Chairman of Pallium India, Dr M R Rajagopal, writes:
It is great to be recognized. It feels good when someone acknowledges the value of your work. But is that enough?
The status of a nurse in India is by no means anywhere near what it is in the West. I suppose the same would hold true for many low- or middle-income countries.
The work is hard, the pay is low and yet the nurses go on. When there are discussions about corruption in government hospitals, one unanimous voice that usually pipes up is that nurses stand out as the most ethical and least corrupt force. When there are discussions about insensitivity of the medical system, someone usually points out how the nurses are different, how they are quick to wipe a tear or hold a hand. (Of course there would be exceptions; is there anything in the world for which there are no exceptions?)
And one memory that I hold dear to me is that of a nurse sitting by a lonely dying patient, holding his hand. I passed by an hour later. She was still there, holding that hand and ensuring that he did not die alone.
Yet, we as a society are not kind to nurses. When one is angry at the disease, fate or God, the anger erupts at whoever is easily accessible and vulnerable. The nurse. The vast majority of them are women and that makes them particularly vulnerable. When they go home, many would hear only complaints about how they are not available at home to look after the children, the elderly at home or the male chauvinist sipping a cup of tea and reading the newspaper.

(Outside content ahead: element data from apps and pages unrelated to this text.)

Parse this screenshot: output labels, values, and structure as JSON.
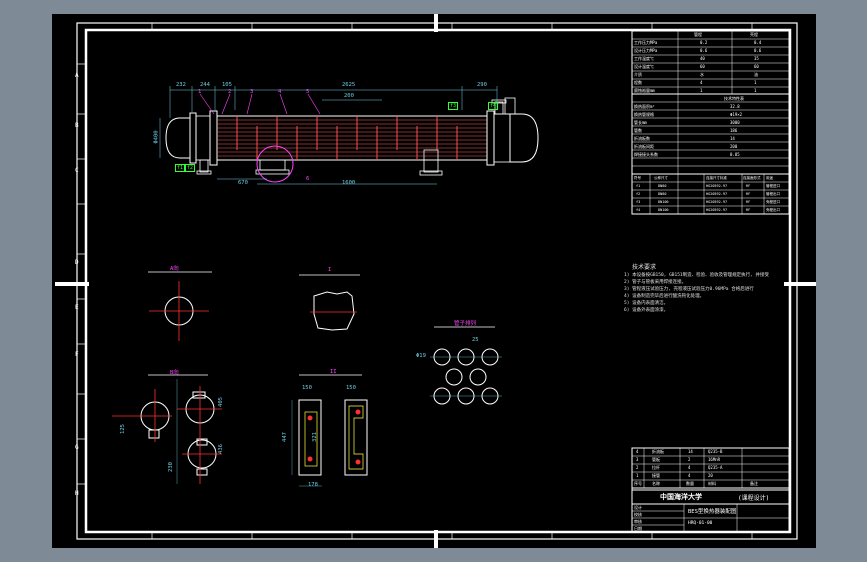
{
  "zones_left": [
    "A",
    "B",
    "C",
    "D",
    "E",
    "F",
    "G",
    "H"
  ],
  "callouts": [
    "1",
    "2",
    "3",
    "4",
    "5",
    "6"
  ],
  "dims": {
    "d232": "232",
    "d244": "244",
    "d105": "105",
    "d2625": "2625",
    "d290": "290",
    "d200": "200",
    "d1600": "1600",
    "d670": "670",
    "dH": "Φ400",
    "d25": "25",
    "d19": "Φ19",
    "d150": "150",
    "d447": "447",
    "d321": "321",
    "d178": "178",
    "d150b": "150",
    "d125": "125",
    "d405": "405",
    "d230": "230",
    "d436": "436"
  },
  "views": {
    "view_a": "A向",
    "view_b": "B向",
    "detail_1": "I",
    "detail_2": "II",
    "tube_layout": "管子排列"
  },
  "nozzles": [
    "f1",
    "f2",
    "f3",
    "f4"
  ],
  "notes": {
    "heading": "技术要求",
    "lines": [
      "1) 本设备按GB150, GB151制造、检验、验收及管理规定执行, 并接受",
      "2) 管子与管板采用焊接连接。",
      "3) 管程液压试验压力, 壳程液压试验压力0.96MPa 合格后进行",
      "4) 设备制造完毕后进行酸洗钝化处理。",
      "5) 设备内表面清洁。",
      "6) 设备外表面涂漆。"
    ]
  },
  "design_table": {
    "header": [
      "",
      "管程",
      "壳程"
    ],
    "rows": [
      [
        "工作压力MPa",
        "0.2",
        "0.4"
      ],
      [
        "设计压力MPa",
        "0.6",
        "0.6"
      ],
      [
        "工作温度℃",
        "40",
        "35"
      ],
      [
        "设计温度℃",
        "60",
        "60"
      ],
      [
        "介质",
        "水",
        "油"
      ],
      [
        "程数",
        "4",
        "1"
      ],
      [
        "腐蚀裕量mm",
        "1",
        "1"
      ]
    ],
    "section2_title": "技术特性表",
    "section2_rows": [
      [
        "换热面积m²",
        "32.8"
      ],
      [
        "换热管规格",
        "Φ19×2"
      ],
      [
        "管长mm",
        "3000"
      ],
      [
        "管数",
        "186"
      ],
      [
        "折流板数",
        "14"
      ],
      [
        "折流板间距",
        "200"
      ],
      [
        "焊接接头系数",
        "0.85"
      ]
    ],
    "nozzle_header": [
      "符号",
      "公称尺寸",
      "连接尺寸标准",
      "连接面形式",
      "用途"
    ],
    "nozzle_rows": [
      [
        "f1",
        "DN80",
        "HG20592-97",
        "RF",
        "管程进口"
      ],
      [
        "f2",
        "DN80",
        "HG20592-97",
        "RF",
        "管程出口"
      ],
      [
        "f3",
        "DN100",
        "HG20592-97",
        "RF",
        "壳程进口"
      ],
      [
        "f4",
        "DN100",
        "HG20592-97",
        "RF",
        "壳程出口"
      ]
    ]
  },
  "parts_list": {
    "rows": [
      [
        "4",
        "折流板",
        "14",
        "Q235-B",
        ""
      ],
      [
        "3",
        "管板",
        "2",
        "16MnR",
        ""
      ],
      [
        "2",
        "拉杆",
        "4",
        "Q235-A",
        ""
      ],
      [
        "1",
        "接管",
        "4",
        "20",
        ""
      ]
    ],
    "header": [
      "序号",
      "名称",
      "数量",
      "材料",
      "备注"
    ]
  },
  "title_block": {
    "school": "中国海洋大学",
    "project": "(课程设计)",
    "drawing_title": "BES型换热器装配图",
    "drawing_no": "HRQ-01-00",
    "rows": [
      "设计",
      "校核",
      "审核",
      "日期"
    ]
  }
}
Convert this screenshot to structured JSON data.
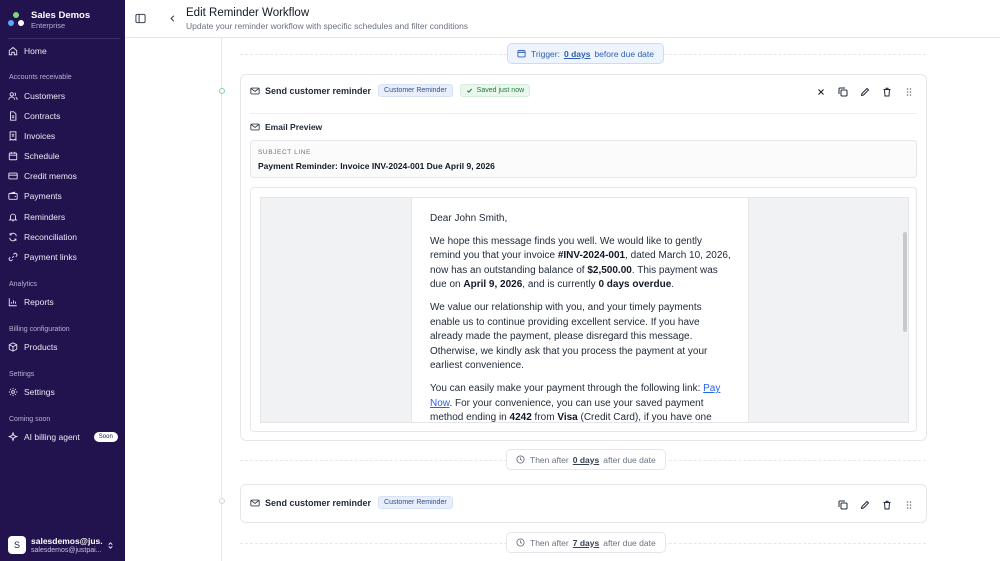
{
  "brand": {
    "name": "Sales Demos",
    "plan": "Enterprise"
  },
  "nav": {
    "home": "Home",
    "section_ar": "Accounts receivable",
    "customers": "Customers",
    "contracts": "Contracts",
    "invoices": "Invoices",
    "schedule": "Schedule",
    "credit_memos": "Credit memos",
    "payments": "Payments",
    "reminders": "Reminders",
    "reconciliation": "Reconciliation",
    "payment_links": "Payment links",
    "section_analytics": "Analytics",
    "reports": "Reports",
    "section_billing": "Billing configuration",
    "products": "Products",
    "section_settings": "Settings",
    "settings": "Settings",
    "section_coming": "Coming soon",
    "ai_agent": "AI billing agent",
    "soon_badge": "Soon"
  },
  "user": {
    "initial": "S",
    "name": "salesdemos@jus...",
    "email": "salesdemos@justpai..."
  },
  "header": {
    "title": "Edit Reminder Workflow",
    "subtitle": "Update your reminder workflow with specific schedules and filter conditions"
  },
  "trigger": {
    "label": "Trigger:",
    "days": "0 days",
    "suffix": "before due date"
  },
  "step1": {
    "title": "Send customer reminder",
    "tag": "Customer Reminder",
    "saved": "Saved just now",
    "preview_title": "Email Preview",
    "subject_label": "SUBJECT LINE",
    "subject_value": "Payment Reminder: Invoice INV-2024-001 Due April 9, 2026",
    "email": {
      "greeting": "Dear John Smith,",
      "p1_a": "We hope this message finds you well. We would like to gently remind you that your invoice ",
      "p1_invoice": "#INV-2024-001",
      "p1_b": ", dated March 10, 2026, now has an outstanding balance of ",
      "p1_amount": "$2,500.00",
      "p1_c": ". This payment was due on ",
      "p1_due": "April 9, 2026",
      "p1_d": ", and is currently ",
      "p1_overdue": "0 days overdue",
      "p1_e": ".",
      "p2": "We value our relationship with you, and your timely payments enable us to continue providing excellent service. If you have already made the payment, please disregard this message. Otherwise, we kindly ask that you process the payment at your earliest convenience.",
      "p3_a": "You can easily make your payment through the following link: ",
      "p3_link": "Pay Now",
      "p3_b": ". For your convenience, you can use your saved payment method ending in ",
      "p3_card": "4242",
      "p3_c": " from ",
      "p3_brand": "Visa",
      "p3_d": " (Credit Card), if you have one saved. If not, you may opt for a different method, as we support various payment options."
    }
  },
  "then1": {
    "prefix": "Then after",
    "days": "0 days",
    "suffix": "after due date"
  },
  "step2": {
    "title": "Send customer reminder",
    "tag": "Customer Reminder"
  },
  "then2": {
    "prefix": "Then after",
    "days": "7 days",
    "suffix": "after due date"
  },
  "colors": {
    "sidebar": "#22124d",
    "accent_blue": "#2f5fb3",
    "saved_green": "#1f7a3d"
  }
}
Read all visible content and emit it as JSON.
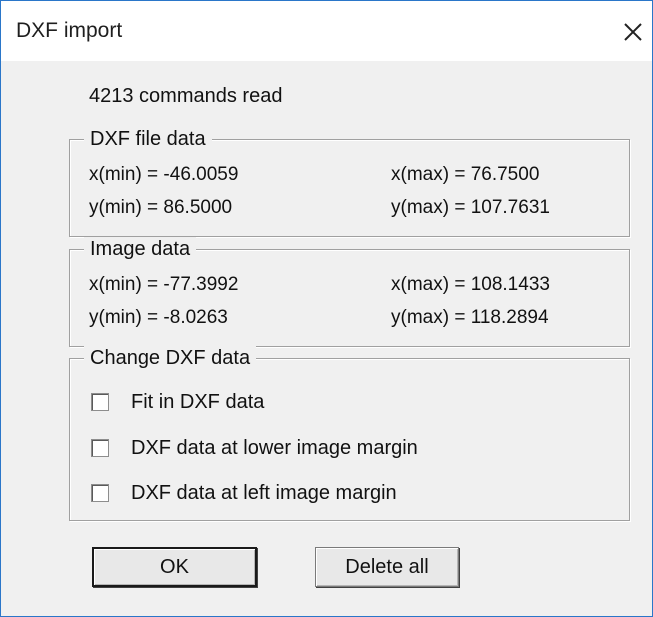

Has anyone studied the incidence of depression among Indian nurses?
Or the incidence of attempted suicides?
Do we not have a responsibility to provide them with a support system? Opportunities for empowering themselves? Helplines?
Apologies, all nurses, on behalf of all of us non-nurses who have not been fair to you. We will try to do better. But in the meantime, please know that many of us value you, perhaps much more than you think.
Thank you for being there with compassion in your eyes. And happy nurses’ day.